[DATA SECTION Boundary: Start]
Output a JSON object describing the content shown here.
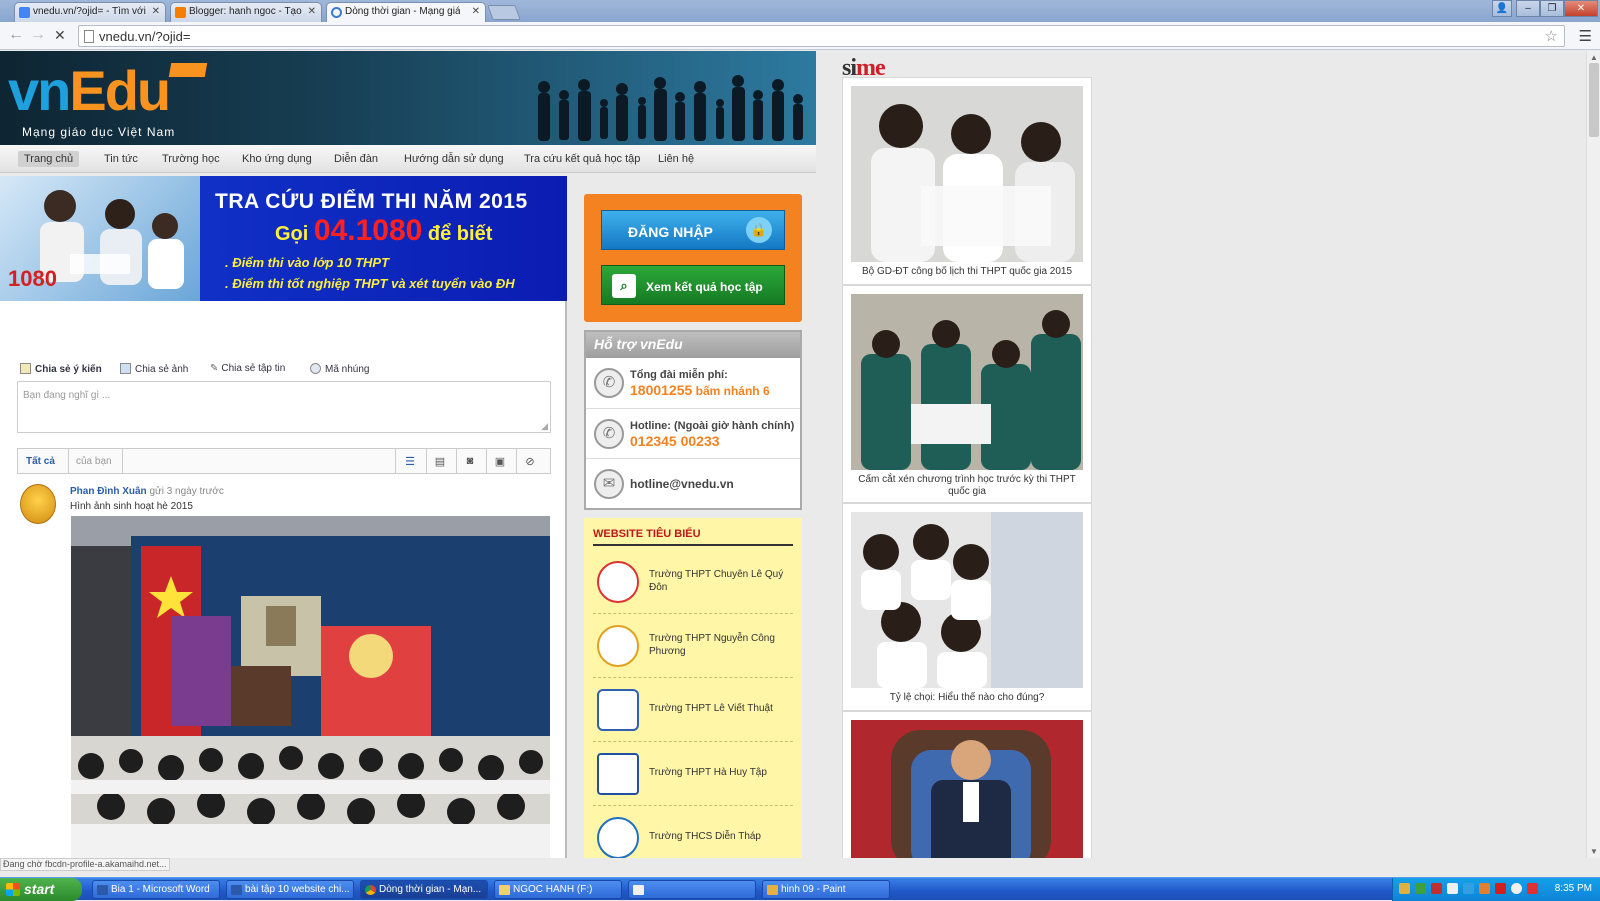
{
  "browser": {
    "tabs": [
      {
        "title": "vnedu.vn/?ojid= - Tìm với G..."
      },
      {
        "title": "Blogger: hanh ngoc - Tạo bà..."
      },
      {
        "title": "Dòng thời gian - Mạng giáo d..."
      }
    ],
    "url": "vnedu.vn/?ojid=",
    "status_text": "Đang chờ fbcdn-profile-a.akamaihd.net..."
  },
  "site": {
    "logo_vn": "vn",
    "logo_edu": "Edu",
    "tagline": "Mạng giáo dục Việt Nam",
    "nav": [
      "Trang chủ",
      "Tin tức",
      "Trường học",
      "Kho ứng dụng",
      "Diễn đàn",
      "Hướng dẫn sử dụng",
      "Tra cứu kết quả học tập",
      "Liên hệ"
    ]
  },
  "banner": {
    "title": "TRA CỨU ĐIỂM THI NĂM 2015",
    "call_prefix": "Gọi ",
    "call_number": "04.1080",
    "call_suffix": " để biết",
    "line1": ". Điểm thi vào lớp 10 THPT",
    "line2": ". Điểm thi tốt nghiệp THPT và xét tuyển vào ĐH",
    "hotline_badge": "1080"
  },
  "share": {
    "tabs": [
      "Chia sẻ ý kiến",
      "Chia sẻ ảnh",
      "Chia sẻ tập tin",
      "Mã nhúng"
    ],
    "placeholder": "Bạn đang nghĩ gì ...",
    "filter_all": "Tất cả",
    "filter_yours": "của bạn"
  },
  "post": {
    "author": "Phan Đình Xuân",
    "time": " gửi 3 ngày trước",
    "text": "Hình ảnh sinh hoạt hè 2015"
  },
  "login": {
    "login_label": "ĐĂNG NHẬP",
    "result_label": "Xem kết quả học tập"
  },
  "support": {
    "title": "Hỗ trợ vnEdu",
    "toll_free_label": "Tổng đài miễn phí:",
    "toll_free_number": "18001255",
    "toll_free_suffix": " bấm nhánh 6",
    "hotline_label": "Hotline: (Ngoài giờ hành chính)",
    "hotline_number": "012345 00233",
    "email": "hotline@vnedu.vn"
  },
  "websites": {
    "title": "WEBSITE TIÊU BIỂU",
    "items": [
      "Trường THPT Chuyên Lê Quý Đôn",
      "Trường THPT Nguyễn Công Phương",
      "Trường THPT Lê Viết Thuật",
      "Trường THPT Hà Huy Tập",
      "Trường THCS Diễn Tháp"
    ]
  },
  "news": {
    "brand_si": "si",
    "brand_me": "me",
    "items": [
      "Bộ GD-ĐT công bố lịch thi THPT quốc gia 2015",
      "Cấm cắt xén chương trình học trước kỳ thi THPT quốc gia",
      "Tỷ lệ chọi: Hiểu thế nào cho đúng?"
    ]
  },
  "taskbar": {
    "start": "start",
    "items": [
      "Bia 1 - Microsoft Word",
      "bài tập 10 website chi...",
      "Dòng thời gian - Mạn...",
      "NGOC HANH (F:)",
      "",
      "hinh 09 - Paint"
    ],
    "clock": "8:35 PM"
  }
}
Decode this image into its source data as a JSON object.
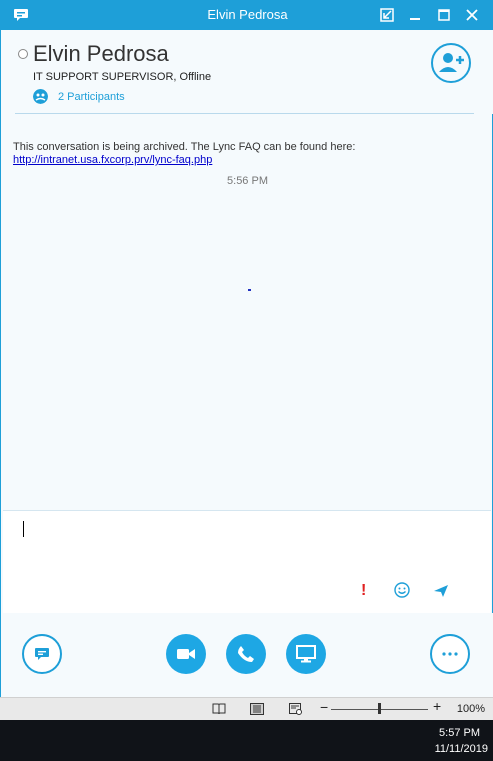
{
  "window": {
    "title": "Elvin Pedrosa"
  },
  "contact": {
    "name": "Elvin Pedrosa",
    "status": "IT SUPPORT SUPERVISOR,  Offline",
    "participants": "2 Participants"
  },
  "conversation": {
    "archive_notice": "This conversation is being archived. The Lync FAQ can be found here:",
    "faq_link": "http://intranet.usa.fxcorp.prv/lync-faq.php",
    "timestamp": "5:56 PM"
  },
  "compose": {
    "importance_glyph": "!"
  },
  "statusbar": {
    "zoom": "100%",
    "zoom_level": 0.5
  },
  "taskbar": {
    "time": "5:57 PM",
    "date": "11/11/2019"
  },
  "colors": {
    "accent": "#1e9fd8",
    "importance": "#e02020",
    "link": "#0000cc"
  }
}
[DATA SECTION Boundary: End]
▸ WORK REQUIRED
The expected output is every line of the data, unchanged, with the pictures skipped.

▸ SOLVED PROBLEM
Output a JSON object describing the content shown here.
{
  "browser": {
    "tabs": [
      {
        "title": "vnedu.vn/?ojid= - Tìm với G..."
      },
      {
        "title": "Blogger: hanh ngoc - Tạo bà..."
      },
      {
        "title": "Dòng thời gian - Mạng giáo d..."
      }
    ],
    "url": "vnedu.vn/?ojid=",
    "status_text": "Đang chờ fbcdn-profile-a.akamaihd.net..."
  },
  "site": {
    "logo_vn": "vn",
    "logo_edu": "Edu",
    "tagline": "Mạng giáo dục Việt Nam",
    "nav": [
      "Trang chủ",
      "Tin tức",
      "Trường học",
      "Kho ứng dụng",
      "Diễn đàn",
      "Hướng dẫn sử dụng",
      "Tra cứu kết quả học tập",
      "Liên hệ"
    ]
  },
  "banner": {
    "title": "TRA CỨU ĐIỂM THI NĂM 2015",
    "call_prefix": "Gọi ",
    "call_number": "04.1080",
    "call_suffix": " để biết",
    "line1": ". Điểm thi vào lớp 10 THPT",
    "line2": ". Điểm thi tốt nghiệp THPT và xét tuyển vào ĐH",
    "hotline_badge": "1080"
  },
  "share": {
    "tabs": [
      "Chia sẻ ý kiến",
      "Chia sẻ ảnh",
      "Chia sẻ tập tin",
      "Mã nhúng"
    ],
    "placeholder": "Bạn đang nghĩ gì ...",
    "filter_all": "Tất cả",
    "filter_yours": "của bạn"
  },
  "post": {
    "author": "Phan Đình Xuân",
    "time": " gửi 3 ngày trước",
    "text": "Hình ảnh sinh hoạt hè 2015"
  },
  "login": {
    "login_label": "ĐĂNG NHẬP",
    "result_label": "Xem kết quả học tập"
  },
  "support": {
    "title": "Hỗ trợ vnEdu",
    "toll_free_label": "Tổng đài miễn phí:",
    "toll_free_number": "18001255",
    "toll_free_suffix": " bấm nhánh 6",
    "hotline_label": "Hotline: (Ngoài giờ hành chính)",
    "hotline_number": "012345 00233",
    "email": "hotline@vnedu.vn"
  },
  "websites": {
    "title": "WEBSITE TIÊU BIỂU",
    "items": [
      "Trường THPT Chuyên Lê Quý Đôn",
      "Trường THPT Nguyễn Công Phương",
      "Trường THPT Lê Viết Thuật",
      "Trường THPT Hà Huy Tập",
      "Trường THCS Diễn Tháp"
    ]
  },
  "news": {
    "brand_si": "si",
    "brand_me": "me",
    "items": [
      "Bộ GD-ĐT công bố lịch thi THPT quốc gia 2015",
      "Cấm cắt xén chương trình học trước kỳ thi THPT quốc gia",
      "Tỷ lệ chọi: Hiểu thế nào cho đúng?"
    ]
  },
  "taskbar": {
    "start": "start",
    "items": [
      "Bia 1 - Microsoft Word",
      "bài tập 10 website chi...",
      "Dòng thời gian - Mạn...",
      "NGOC HANH (F:)",
      "",
      "hinh 09 - Paint"
    ],
    "clock": "8:35 PM"
  }
}
Decode this image into its source data as a JSON object.
{
  "window": {
    "title": "Elvin Pedrosa"
  },
  "contact": {
    "name": "Elvin Pedrosa",
    "status": "IT SUPPORT SUPERVISOR,  Offline",
    "participants": "2 Participants"
  },
  "conversation": {
    "archive_notice": "This conversation is being archived. The Lync FAQ can be found here:",
    "faq_link": "http://intranet.usa.fxcorp.prv/lync-faq.php",
    "timestamp": "5:56 PM"
  },
  "compose": {
    "importance_glyph": "!"
  },
  "statusbar": {
    "zoom": "100%",
    "zoom_level": 0.5
  },
  "taskbar": {
    "time": "5:57 PM",
    "date": "11/11/2019"
  },
  "colors": {
    "accent": "#1e9fd8",
    "importance": "#e02020",
    "link": "#0000cc"
  }
}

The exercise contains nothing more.